TASK GOAL:
Scan the lines below; pull out those with "Send".

==== DATASET RECORDS

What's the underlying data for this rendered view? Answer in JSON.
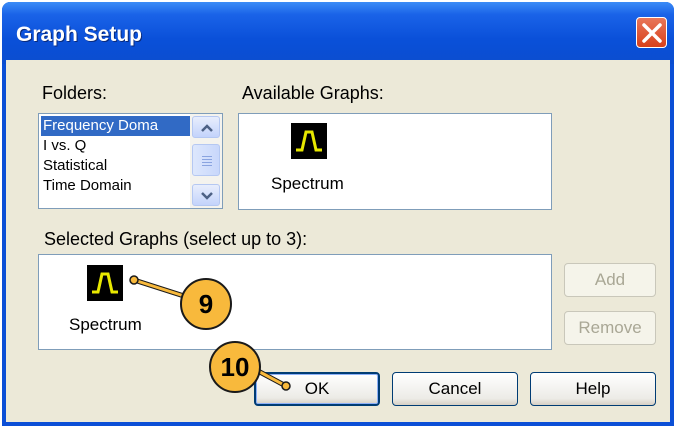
{
  "window": {
    "title": "Graph Setup"
  },
  "folders": {
    "label": "Folders:",
    "items": [
      {
        "label": "Frequency Doma",
        "selected": true
      },
      {
        "label": "I vs. Q",
        "selected": false
      },
      {
        "label": "Statistical",
        "selected": false
      },
      {
        "label": "Time Domain",
        "selected": false
      }
    ]
  },
  "available": {
    "label": "Available Graphs:",
    "graphs": [
      {
        "label": "Spectrum"
      }
    ]
  },
  "selected": {
    "label": "Selected Graphs (select up to 3):",
    "graphs": [
      {
        "label": "Spectrum"
      }
    ]
  },
  "buttons": {
    "add": "Add",
    "remove": "Remove",
    "ok": "OK",
    "cancel": "Cancel",
    "help": "Help"
  },
  "callouts": [
    "9",
    "10"
  ],
  "colors": {
    "titlebar": "#0a50d9",
    "selection": "#316ac5",
    "callout": "#f8b93c",
    "icon_trace": "#e8e800"
  }
}
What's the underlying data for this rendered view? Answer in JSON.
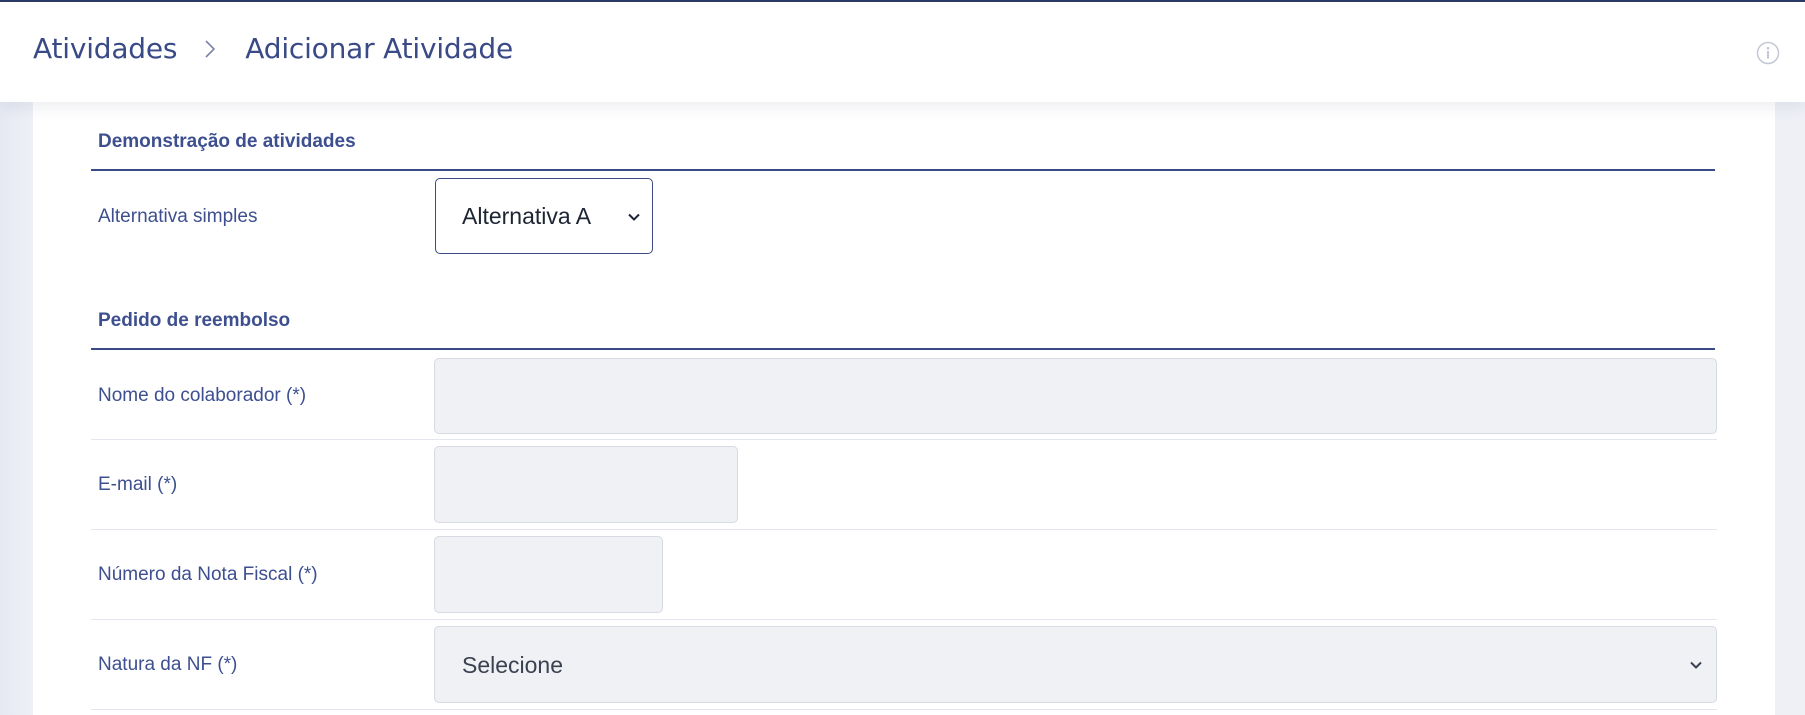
{
  "header": {
    "breadcrumb_root": "Atividades",
    "breadcrumb_current": "Adicionar Atividade",
    "icons": {
      "separator": "chevron-right-icon",
      "info": "info-icon"
    }
  },
  "sections": {
    "demo": {
      "title": "Demonstração de atividades",
      "simple_choice_label": "Alternativa simples",
      "simple_choice_value": "Alternativa A"
    },
    "refund": {
      "title": "Pedido de reembolso",
      "employee_name_label": "Nome do colaborador (*)",
      "employee_name_value": "",
      "email_label": "E-mail (*)",
      "email_value": "",
      "invoice_number_label": "Número da Nota Fiscal (*)",
      "invoice_number_value": "",
      "invoice_nature_label": "Natura da NF (*)",
      "invoice_nature_value": "Selecione"
    }
  },
  "colors": {
    "accent": "#3a4a86",
    "label": "#3d4f8f",
    "field_bg": "#f0f1f5",
    "field_border": "#d7dae3",
    "page_bg": "#eef0f6"
  }
}
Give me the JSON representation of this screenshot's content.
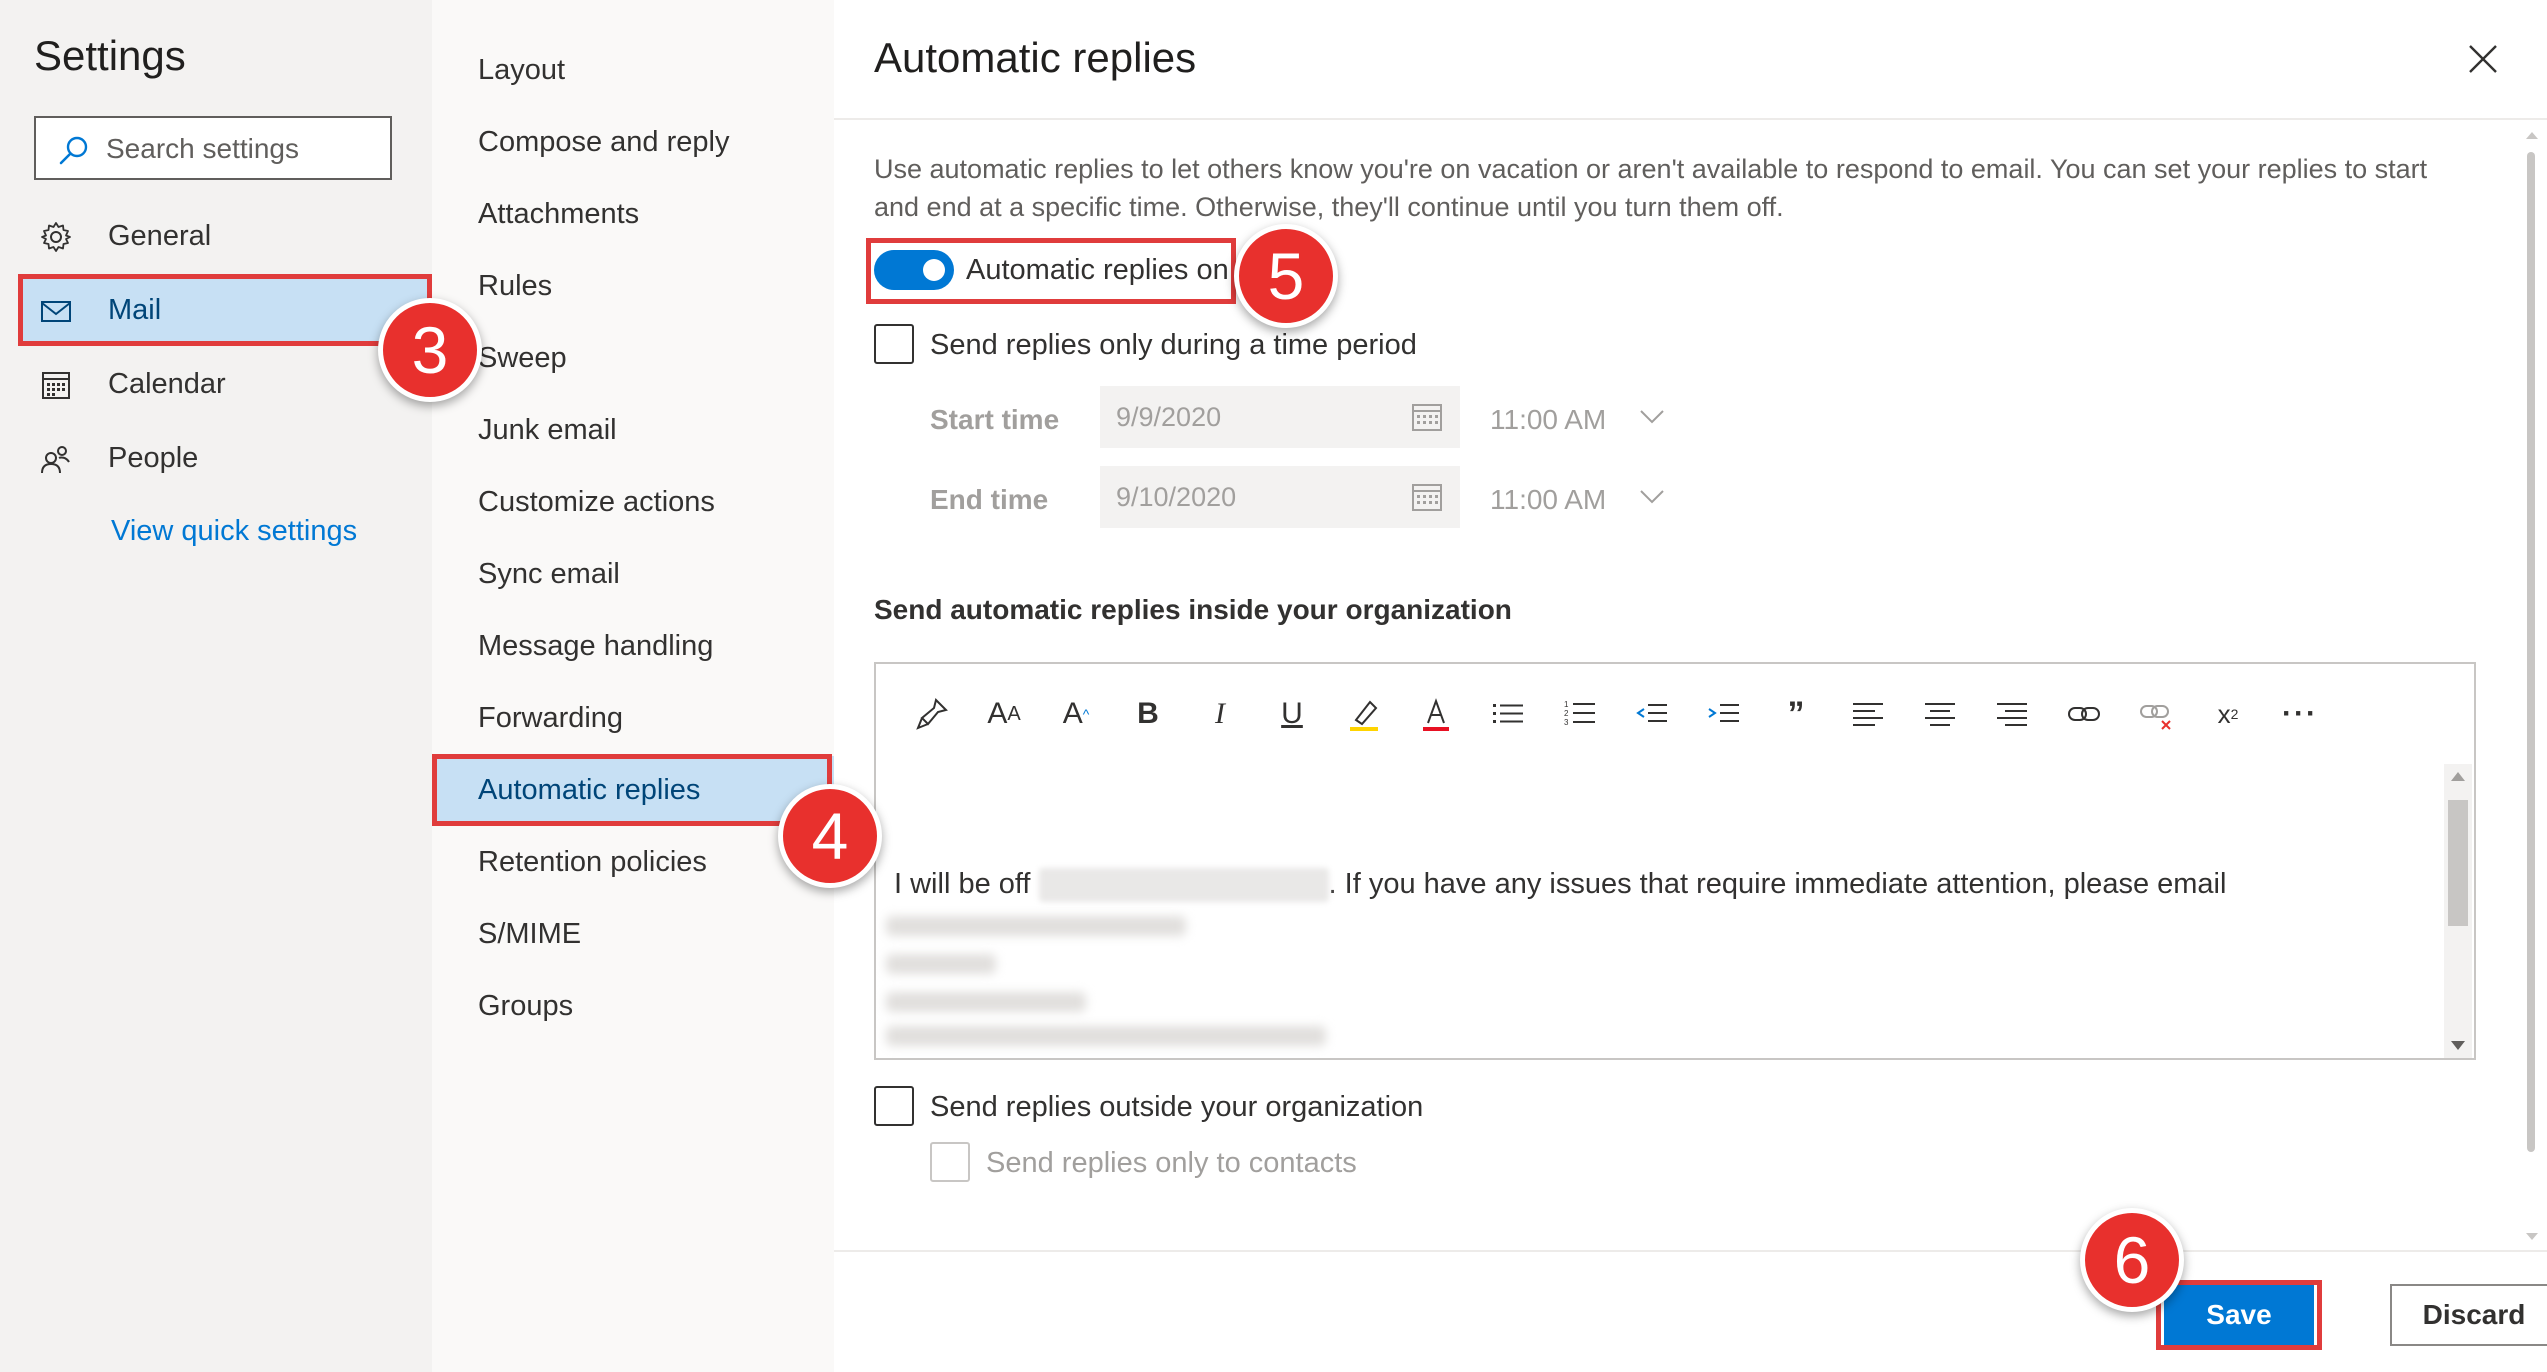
{
  "left_nav": {
    "title": "Settings",
    "search_placeholder": "Search settings",
    "items": [
      {
        "label": "General",
        "icon": "gear-icon"
      },
      {
        "label": "Mail",
        "icon": "mail-icon",
        "selected": true
      },
      {
        "label": "Calendar",
        "icon": "calendar-icon"
      },
      {
        "label": "People",
        "icon": "people-icon"
      }
    ],
    "view_quick_settings": "View quick settings"
  },
  "mail_nav": {
    "items": [
      "Layout",
      "Compose and reply",
      "Attachments",
      "Rules",
      "Sweep",
      "Junk email",
      "Customize actions",
      "Sync email",
      "Message handling",
      "Forwarding",
      "Automatic replies",
      "Retention policies",
      "S/MIME",
      "Groups"
    ],
    "selected": "Automatic replies"
  },
  "panel": {
    "title": "Automatic replies",
    "description": "Use automatic replies to let others know you're on vacation or aren't available to respond to email. You can set your replies to start and end at a specific time. Otherwise, they'll continue until you turn them off.",
    "toggle_label": "Automatic replies on",
    "toggle_on": true,
    "time_period_label": "Send replies only during a time period",
    "start_label": "Start time",
    "start_date": "9/9/2020",
    "start_time": "11:00 AM",
    "end_label": "End time",
    "end_date": "9/10/2020",
    "end_time": "11:00 AM",
    "inside_heading": "Send automatic replies inside your organization",
    "editor_text_before": "I will be off",
    "editor_text_after": ". If you have any issues that require immediate attention, please email",
    "outside_label": "Send replies outside your organization",
    "contacts_only_label": "Send replies only to contacts",
    "save_label": "Save",
    "discard_label": "Discard"
  },
  "toolbar_icons": [
    "format-painter-icon",
    "font-size-icon",
    "grow-font-icon",
    "bold-icon",
    "italic-icon",
    "underline-icon",
    "highlight-icon",
    "font-color-icon",
    "bullets-icon",
    "numbering-icon",
    "decrease-indent-icon",
    "increase-indent-icon",
    "quote-icon",
    "align-left-icon",
    "align-center-icon",
    "align-right-icon",
    "link-icon",
    "unlink-icon",
    "superscript-icon",
    "more-icon"
  ],
  "annotations": [
    {
      "number": "3"
    },
    {
      "number": "4"
    },
    {
      "number": "5"
    },
    {
      "number": "6"
    }
  ],
  "colors": {
    "accent": "#0078d4",
    "selected_bg": "#c7e0f4",
    "annotation": "#e8302d"
  }
}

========

YOUR SOLUTION:
    "time_period_label": "Send replies only during a time period",
    "inside_heading": "Send automatic replies inside your organization",
    "outside_label": "Send replies outside your organization",
    "contacts_only_label": "Send replies only to contacts",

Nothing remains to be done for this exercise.